Extracted records:
- Opening Delimiter -
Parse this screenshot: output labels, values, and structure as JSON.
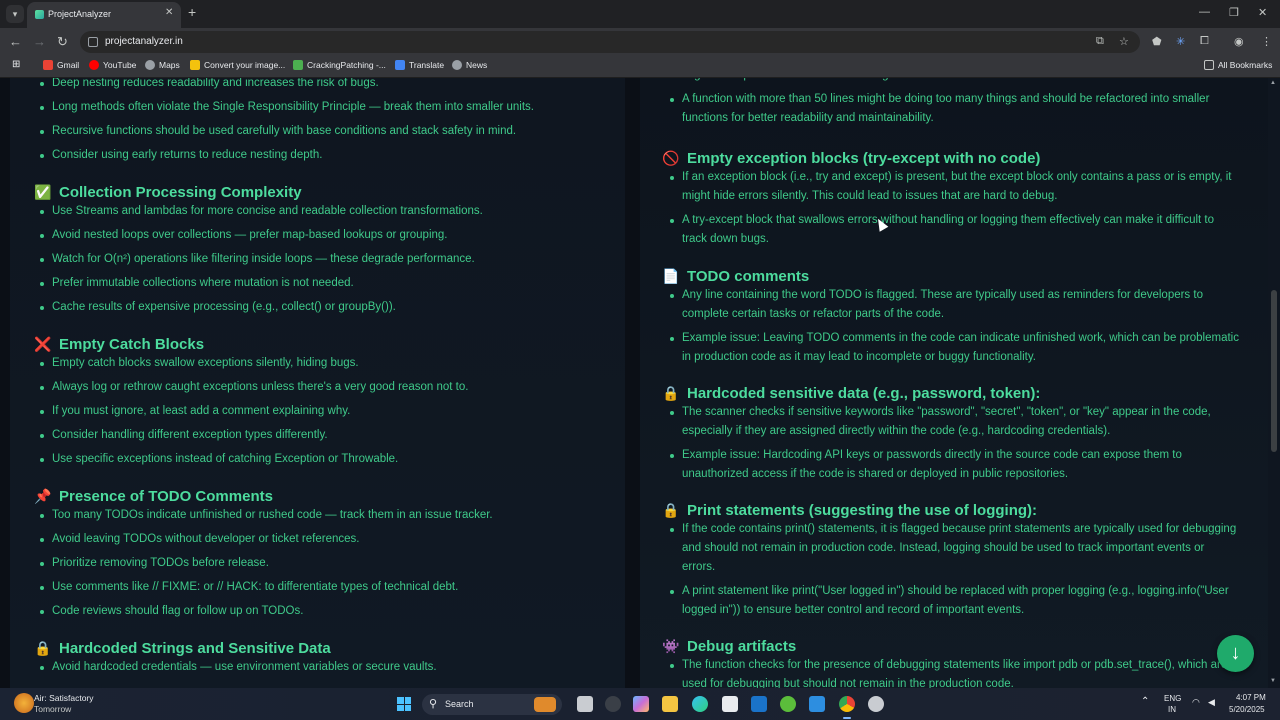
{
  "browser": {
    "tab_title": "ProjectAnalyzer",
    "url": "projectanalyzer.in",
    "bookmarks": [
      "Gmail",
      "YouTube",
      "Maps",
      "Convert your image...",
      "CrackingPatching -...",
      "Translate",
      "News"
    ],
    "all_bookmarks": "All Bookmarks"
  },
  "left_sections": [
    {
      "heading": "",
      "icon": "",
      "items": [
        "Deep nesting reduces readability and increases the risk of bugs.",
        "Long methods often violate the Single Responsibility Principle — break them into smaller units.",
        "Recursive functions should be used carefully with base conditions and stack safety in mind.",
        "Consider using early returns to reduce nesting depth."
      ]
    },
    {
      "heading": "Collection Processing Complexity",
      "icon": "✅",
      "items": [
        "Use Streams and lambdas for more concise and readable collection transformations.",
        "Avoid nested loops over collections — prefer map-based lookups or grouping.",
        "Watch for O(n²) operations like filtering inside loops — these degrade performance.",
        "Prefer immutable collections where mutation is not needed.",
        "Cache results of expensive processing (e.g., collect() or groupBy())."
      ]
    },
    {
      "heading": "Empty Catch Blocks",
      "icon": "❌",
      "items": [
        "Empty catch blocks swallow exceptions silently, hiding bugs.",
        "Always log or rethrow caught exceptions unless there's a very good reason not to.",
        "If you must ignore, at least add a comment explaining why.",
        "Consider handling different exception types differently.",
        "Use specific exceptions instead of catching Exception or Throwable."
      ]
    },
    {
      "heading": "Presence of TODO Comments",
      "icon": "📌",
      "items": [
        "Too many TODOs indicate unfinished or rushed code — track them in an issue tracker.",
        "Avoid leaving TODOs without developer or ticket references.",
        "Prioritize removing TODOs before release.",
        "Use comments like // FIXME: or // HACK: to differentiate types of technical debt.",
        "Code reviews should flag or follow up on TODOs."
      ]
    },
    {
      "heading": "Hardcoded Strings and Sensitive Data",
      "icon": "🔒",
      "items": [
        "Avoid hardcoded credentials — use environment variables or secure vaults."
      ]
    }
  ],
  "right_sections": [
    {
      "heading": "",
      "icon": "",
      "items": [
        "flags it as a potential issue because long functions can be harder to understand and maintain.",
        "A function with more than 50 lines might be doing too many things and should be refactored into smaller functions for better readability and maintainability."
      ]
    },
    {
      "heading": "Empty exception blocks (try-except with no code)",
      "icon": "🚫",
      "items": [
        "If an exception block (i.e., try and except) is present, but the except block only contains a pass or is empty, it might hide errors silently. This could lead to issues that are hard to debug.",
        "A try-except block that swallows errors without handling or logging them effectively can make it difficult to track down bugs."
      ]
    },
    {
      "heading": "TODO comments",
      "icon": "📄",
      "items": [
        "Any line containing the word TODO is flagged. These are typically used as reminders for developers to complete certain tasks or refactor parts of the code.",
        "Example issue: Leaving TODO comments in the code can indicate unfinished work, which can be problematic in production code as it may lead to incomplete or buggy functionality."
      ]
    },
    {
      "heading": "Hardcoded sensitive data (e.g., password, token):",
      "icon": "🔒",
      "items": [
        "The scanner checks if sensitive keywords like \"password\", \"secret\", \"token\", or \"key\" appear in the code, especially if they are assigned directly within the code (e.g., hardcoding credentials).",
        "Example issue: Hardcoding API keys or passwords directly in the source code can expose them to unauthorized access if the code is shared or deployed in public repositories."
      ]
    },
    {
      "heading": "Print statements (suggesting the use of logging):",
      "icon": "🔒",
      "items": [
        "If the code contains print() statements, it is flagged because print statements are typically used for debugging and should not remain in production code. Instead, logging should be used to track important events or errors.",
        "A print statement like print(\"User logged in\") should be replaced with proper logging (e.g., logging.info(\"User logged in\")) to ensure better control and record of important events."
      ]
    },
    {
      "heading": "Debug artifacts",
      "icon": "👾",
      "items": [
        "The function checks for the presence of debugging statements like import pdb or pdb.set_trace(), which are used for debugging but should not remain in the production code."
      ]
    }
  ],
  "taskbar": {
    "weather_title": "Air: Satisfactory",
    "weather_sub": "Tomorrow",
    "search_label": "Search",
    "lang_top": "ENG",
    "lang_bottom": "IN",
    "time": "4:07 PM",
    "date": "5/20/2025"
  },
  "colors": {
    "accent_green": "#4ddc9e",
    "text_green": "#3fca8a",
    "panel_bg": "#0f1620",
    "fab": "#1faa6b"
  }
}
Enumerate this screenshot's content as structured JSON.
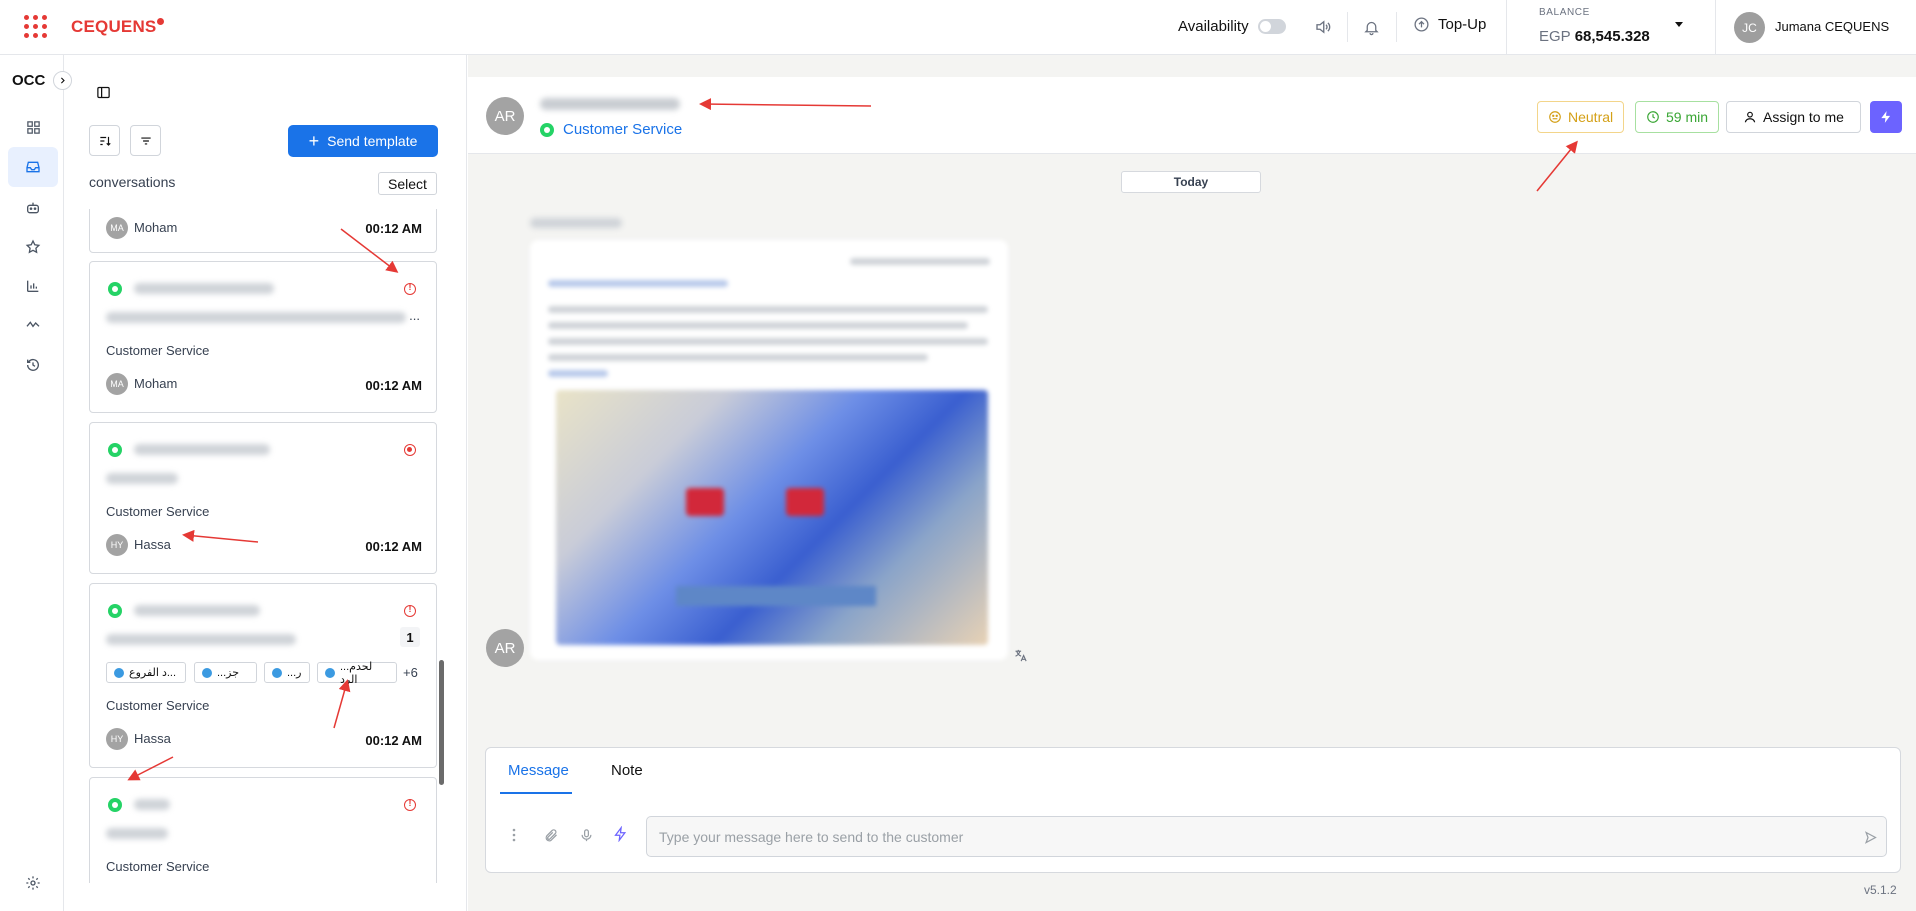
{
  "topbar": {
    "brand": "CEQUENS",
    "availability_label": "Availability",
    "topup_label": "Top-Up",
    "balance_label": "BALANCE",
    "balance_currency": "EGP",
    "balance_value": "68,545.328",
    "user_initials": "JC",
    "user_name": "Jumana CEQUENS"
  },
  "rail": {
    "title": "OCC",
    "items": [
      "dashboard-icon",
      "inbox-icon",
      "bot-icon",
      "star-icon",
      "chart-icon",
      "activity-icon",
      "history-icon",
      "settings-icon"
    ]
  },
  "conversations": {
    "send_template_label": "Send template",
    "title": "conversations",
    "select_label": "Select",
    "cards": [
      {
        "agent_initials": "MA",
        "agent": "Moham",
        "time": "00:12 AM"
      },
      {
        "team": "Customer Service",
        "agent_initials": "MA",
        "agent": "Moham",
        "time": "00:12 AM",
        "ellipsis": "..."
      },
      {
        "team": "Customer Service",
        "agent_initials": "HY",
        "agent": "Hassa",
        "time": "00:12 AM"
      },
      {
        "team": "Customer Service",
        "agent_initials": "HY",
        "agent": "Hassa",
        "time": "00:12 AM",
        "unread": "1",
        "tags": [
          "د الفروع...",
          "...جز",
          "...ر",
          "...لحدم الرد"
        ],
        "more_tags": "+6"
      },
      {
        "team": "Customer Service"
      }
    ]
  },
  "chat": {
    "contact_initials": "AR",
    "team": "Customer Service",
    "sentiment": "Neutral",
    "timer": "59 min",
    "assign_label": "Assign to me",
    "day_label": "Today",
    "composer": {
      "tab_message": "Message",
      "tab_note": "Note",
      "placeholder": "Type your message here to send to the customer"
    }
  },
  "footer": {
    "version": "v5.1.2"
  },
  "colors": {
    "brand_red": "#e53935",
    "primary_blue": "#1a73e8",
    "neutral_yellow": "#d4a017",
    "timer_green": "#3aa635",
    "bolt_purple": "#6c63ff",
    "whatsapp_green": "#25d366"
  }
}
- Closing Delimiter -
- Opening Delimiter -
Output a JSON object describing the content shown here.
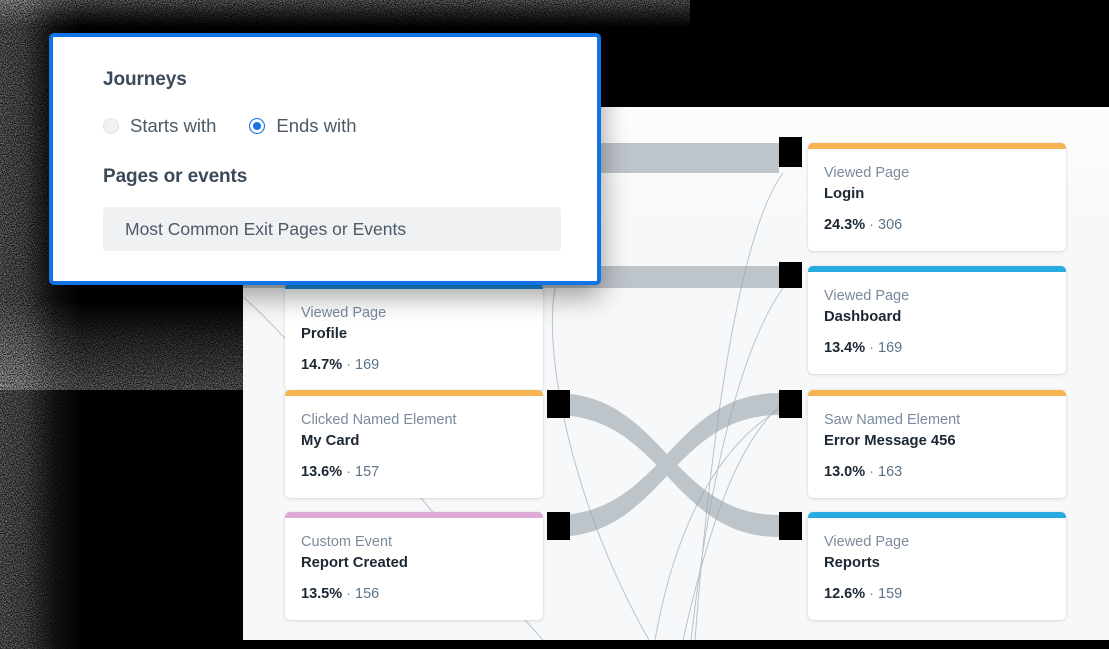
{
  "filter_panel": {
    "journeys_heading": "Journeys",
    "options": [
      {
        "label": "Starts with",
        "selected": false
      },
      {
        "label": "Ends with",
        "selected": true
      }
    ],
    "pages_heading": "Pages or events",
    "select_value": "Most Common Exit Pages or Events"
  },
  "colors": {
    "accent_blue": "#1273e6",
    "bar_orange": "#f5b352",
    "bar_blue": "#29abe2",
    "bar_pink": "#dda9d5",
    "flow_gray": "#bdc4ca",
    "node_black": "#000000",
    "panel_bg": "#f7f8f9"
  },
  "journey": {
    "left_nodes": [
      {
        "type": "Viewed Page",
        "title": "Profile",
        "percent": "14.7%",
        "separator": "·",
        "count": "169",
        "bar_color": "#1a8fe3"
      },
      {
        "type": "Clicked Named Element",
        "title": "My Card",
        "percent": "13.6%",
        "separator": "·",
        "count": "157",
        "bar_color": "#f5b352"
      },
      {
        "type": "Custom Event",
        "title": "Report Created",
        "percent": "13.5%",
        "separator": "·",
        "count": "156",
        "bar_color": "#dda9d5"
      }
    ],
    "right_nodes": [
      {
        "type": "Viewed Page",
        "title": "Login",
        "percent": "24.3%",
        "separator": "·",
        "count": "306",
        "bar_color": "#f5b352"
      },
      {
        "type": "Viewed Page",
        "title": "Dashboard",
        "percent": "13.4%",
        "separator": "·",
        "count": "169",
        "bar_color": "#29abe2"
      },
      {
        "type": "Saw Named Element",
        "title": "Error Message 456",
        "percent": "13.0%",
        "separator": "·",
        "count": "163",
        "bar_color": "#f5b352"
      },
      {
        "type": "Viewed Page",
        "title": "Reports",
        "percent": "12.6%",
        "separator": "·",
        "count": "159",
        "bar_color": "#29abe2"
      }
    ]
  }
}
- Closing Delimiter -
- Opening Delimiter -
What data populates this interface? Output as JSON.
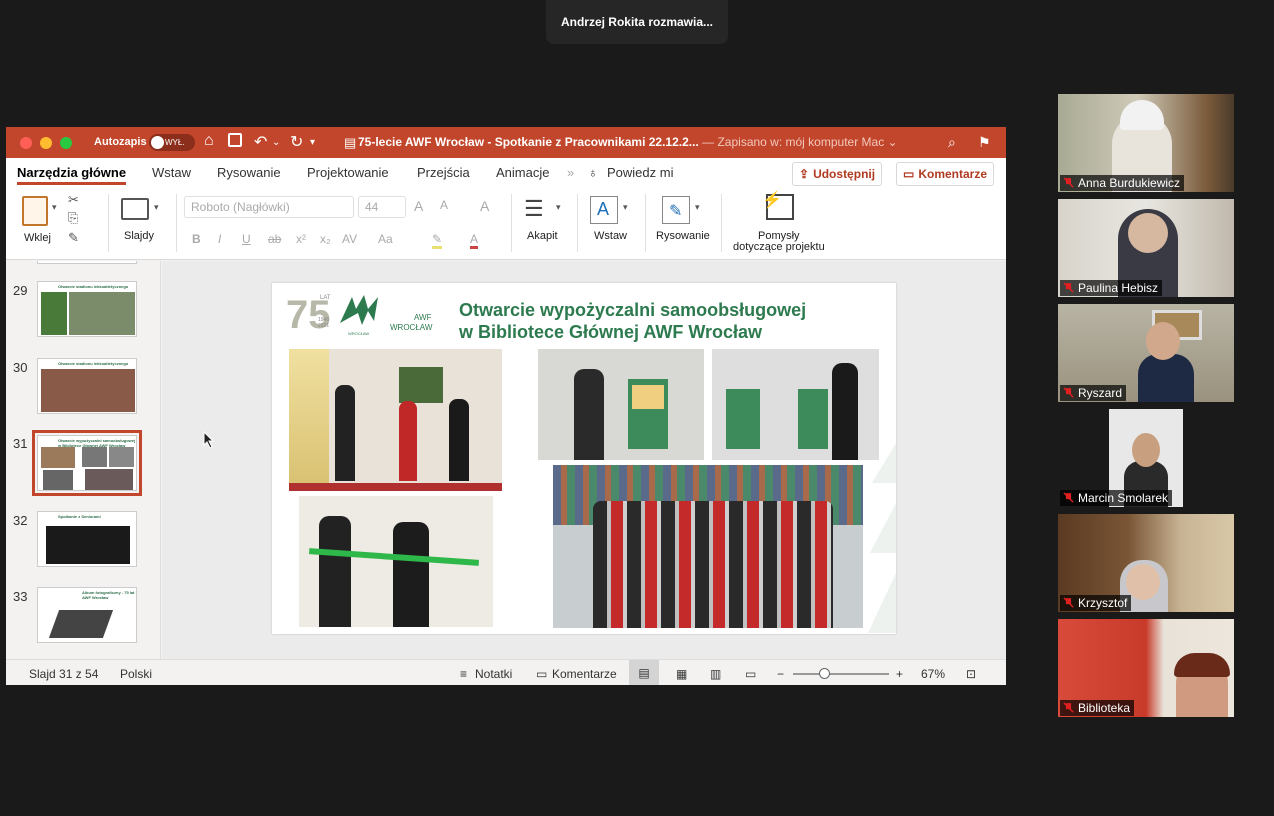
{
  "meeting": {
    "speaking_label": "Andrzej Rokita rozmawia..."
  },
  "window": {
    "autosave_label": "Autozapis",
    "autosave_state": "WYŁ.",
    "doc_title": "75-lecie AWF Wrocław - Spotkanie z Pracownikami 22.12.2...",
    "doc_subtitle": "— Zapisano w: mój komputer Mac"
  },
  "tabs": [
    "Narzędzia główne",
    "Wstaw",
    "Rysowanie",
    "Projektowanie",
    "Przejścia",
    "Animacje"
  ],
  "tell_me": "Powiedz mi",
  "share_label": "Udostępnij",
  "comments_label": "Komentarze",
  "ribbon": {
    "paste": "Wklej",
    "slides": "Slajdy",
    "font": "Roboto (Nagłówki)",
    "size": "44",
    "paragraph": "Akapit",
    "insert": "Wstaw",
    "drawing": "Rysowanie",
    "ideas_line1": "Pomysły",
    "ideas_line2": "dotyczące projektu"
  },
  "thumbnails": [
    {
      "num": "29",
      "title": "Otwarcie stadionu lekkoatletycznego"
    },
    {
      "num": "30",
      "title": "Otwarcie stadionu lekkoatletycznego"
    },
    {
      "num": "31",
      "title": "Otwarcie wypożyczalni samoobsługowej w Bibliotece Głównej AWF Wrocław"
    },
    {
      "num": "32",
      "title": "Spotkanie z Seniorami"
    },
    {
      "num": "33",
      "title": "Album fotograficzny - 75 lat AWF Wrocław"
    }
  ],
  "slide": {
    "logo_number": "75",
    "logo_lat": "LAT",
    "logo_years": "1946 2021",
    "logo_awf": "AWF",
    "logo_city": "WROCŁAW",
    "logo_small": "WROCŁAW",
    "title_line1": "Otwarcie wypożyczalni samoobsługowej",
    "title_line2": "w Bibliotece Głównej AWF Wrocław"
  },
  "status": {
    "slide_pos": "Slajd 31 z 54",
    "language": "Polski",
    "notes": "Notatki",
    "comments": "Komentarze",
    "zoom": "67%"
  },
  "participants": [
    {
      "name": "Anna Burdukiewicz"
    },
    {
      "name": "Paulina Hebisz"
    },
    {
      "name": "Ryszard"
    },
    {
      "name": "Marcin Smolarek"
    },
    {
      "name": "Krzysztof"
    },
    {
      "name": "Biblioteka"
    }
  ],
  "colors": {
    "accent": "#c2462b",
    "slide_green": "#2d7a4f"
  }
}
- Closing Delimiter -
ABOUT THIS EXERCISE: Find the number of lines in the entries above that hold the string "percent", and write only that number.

TASK RESULT: 7